▶ **Exercise**:
Filter the lines below, keeping each one that holds "business".
BEGIN Material provided
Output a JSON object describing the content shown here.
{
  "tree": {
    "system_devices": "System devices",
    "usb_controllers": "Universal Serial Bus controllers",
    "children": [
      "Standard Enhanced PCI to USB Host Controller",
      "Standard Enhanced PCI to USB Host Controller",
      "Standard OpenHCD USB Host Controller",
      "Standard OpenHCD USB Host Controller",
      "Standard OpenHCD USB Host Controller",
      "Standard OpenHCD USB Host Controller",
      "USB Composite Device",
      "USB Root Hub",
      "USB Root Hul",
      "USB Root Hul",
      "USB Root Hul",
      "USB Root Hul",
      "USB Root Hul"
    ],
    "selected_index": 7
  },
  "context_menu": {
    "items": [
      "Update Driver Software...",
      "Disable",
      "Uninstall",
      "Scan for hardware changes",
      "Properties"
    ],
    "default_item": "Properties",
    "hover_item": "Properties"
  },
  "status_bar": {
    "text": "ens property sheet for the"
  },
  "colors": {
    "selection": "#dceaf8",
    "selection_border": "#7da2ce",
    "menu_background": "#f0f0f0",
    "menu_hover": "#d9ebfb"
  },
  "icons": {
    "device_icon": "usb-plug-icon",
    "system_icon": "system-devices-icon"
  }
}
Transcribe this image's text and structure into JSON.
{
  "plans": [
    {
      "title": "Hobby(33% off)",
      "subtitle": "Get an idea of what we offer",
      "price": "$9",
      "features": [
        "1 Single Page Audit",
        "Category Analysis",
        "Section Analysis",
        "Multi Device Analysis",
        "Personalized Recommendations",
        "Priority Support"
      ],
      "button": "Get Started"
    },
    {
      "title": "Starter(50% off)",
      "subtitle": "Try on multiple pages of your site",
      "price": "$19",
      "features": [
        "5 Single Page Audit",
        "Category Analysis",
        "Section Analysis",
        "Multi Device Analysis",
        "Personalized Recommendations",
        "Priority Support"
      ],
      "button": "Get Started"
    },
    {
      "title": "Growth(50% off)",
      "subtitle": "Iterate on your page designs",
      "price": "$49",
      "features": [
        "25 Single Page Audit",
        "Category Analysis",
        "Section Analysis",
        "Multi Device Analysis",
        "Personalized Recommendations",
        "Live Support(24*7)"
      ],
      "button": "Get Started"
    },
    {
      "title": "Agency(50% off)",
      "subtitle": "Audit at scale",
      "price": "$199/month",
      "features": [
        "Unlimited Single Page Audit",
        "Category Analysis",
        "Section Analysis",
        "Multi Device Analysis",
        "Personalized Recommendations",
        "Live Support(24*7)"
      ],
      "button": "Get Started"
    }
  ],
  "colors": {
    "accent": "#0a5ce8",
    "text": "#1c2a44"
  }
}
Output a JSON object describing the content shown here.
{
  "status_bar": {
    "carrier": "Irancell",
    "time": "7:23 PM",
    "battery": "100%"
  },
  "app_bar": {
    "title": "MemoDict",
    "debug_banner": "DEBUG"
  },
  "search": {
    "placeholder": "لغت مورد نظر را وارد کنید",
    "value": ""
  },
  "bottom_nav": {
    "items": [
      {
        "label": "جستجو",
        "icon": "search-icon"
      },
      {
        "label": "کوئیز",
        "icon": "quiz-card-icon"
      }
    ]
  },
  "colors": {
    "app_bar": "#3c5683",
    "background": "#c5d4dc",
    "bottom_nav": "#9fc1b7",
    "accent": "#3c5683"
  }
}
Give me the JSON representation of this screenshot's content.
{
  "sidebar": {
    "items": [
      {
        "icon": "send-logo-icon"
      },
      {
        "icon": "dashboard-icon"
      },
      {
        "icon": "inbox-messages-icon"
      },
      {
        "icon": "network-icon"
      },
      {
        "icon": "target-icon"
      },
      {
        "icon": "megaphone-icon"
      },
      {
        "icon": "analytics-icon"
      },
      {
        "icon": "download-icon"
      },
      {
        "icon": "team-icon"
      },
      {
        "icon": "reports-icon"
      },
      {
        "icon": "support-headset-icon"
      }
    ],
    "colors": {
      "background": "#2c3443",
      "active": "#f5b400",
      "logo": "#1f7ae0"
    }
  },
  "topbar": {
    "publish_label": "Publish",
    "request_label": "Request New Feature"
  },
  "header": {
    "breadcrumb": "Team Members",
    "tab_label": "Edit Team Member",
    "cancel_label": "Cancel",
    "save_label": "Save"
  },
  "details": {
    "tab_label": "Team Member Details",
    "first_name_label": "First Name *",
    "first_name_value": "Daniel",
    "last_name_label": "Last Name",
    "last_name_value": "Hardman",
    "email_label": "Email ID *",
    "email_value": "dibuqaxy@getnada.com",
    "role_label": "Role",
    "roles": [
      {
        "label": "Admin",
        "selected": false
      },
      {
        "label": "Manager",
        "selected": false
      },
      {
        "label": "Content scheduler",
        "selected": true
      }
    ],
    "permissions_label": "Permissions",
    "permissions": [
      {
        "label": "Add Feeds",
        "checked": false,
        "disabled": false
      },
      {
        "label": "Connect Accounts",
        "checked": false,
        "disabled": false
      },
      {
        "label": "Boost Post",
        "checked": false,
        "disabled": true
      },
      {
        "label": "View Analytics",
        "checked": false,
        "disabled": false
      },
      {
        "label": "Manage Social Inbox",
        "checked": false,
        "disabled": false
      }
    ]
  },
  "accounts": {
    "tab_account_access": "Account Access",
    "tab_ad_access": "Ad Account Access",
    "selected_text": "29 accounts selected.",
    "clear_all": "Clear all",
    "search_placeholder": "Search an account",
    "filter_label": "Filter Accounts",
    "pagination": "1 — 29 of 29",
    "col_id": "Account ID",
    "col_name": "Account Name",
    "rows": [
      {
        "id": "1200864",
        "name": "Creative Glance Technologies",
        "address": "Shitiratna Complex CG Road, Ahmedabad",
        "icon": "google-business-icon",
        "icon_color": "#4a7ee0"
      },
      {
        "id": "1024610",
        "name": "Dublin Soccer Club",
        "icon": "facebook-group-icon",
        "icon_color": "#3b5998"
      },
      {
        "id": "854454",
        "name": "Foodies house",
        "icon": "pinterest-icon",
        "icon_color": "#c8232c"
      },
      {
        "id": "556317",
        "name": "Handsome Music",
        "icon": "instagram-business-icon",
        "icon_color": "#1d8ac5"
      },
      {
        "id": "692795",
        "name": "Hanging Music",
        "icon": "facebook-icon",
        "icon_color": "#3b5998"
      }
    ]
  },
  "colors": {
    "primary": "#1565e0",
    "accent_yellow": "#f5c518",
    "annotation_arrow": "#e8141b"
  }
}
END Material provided
▶ **Task response**:
        "icon": "google-business-icon",
        "icon": "instagram-business-icon",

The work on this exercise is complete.